I know I’m not alone in this.

So, I developed a reading activity that I’ve used with kids to “gamify” the group reading experience. I call it the “Speed Bump Game.”

Basically, when we’re driving, we know that speed bumps are there to slow us down. If we don’t, we’ll do damage, both to our car and perhaps ourselves! Well, if we don’t slow down for a challenge in our reading, we do damage – to our learning.

Right??

The Speed Bump Game treats us readers like we’re all just passengers in a car. The person reading aloud is our “driver.” Anyone can stop and say “Speed Bump!” any time they have a question that needs answering. The group then talks through or researches the question. If they can answer it, they’ve safely navigated the speed bump. If not, they report it as a “road hazard,” and I’ll help them out later on.

I’ve also started asking the groups to reread sentences or paragraphs after a stoppage so they can hear the word and understand it in context.

Here was a class example from today.

We didn’t have any “road hazards” here, but that’s because I was part of the discussion. These are, however, all their own answers after discussion. It’s all about the gradual release, friends…

I’m hoping this game accomplishes a lot of things:
1. Convinces kids what a relief and joy it is to admit when they don’t know something
2. Gives kids the confidence to work through difficult text together
3. Builds to text-based conversations about wonderings, reactions, thoughts
4. Transfers to independent reading
5. Transfers to instruction in the regular classroom

A girl can dream!

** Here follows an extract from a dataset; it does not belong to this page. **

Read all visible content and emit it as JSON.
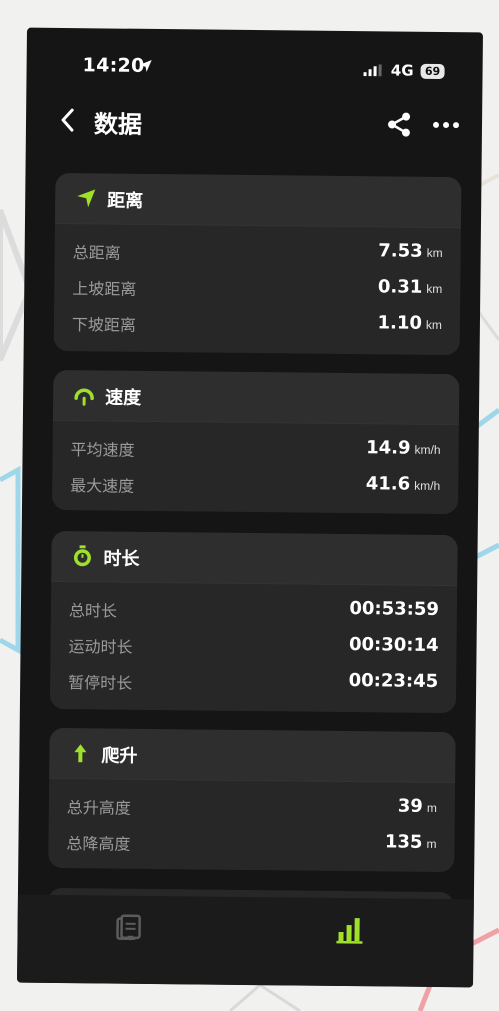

Interested in giving this a try in your classroom? I’d love to hear how it goes. You can make a copy and personalize the rules by clicking this link.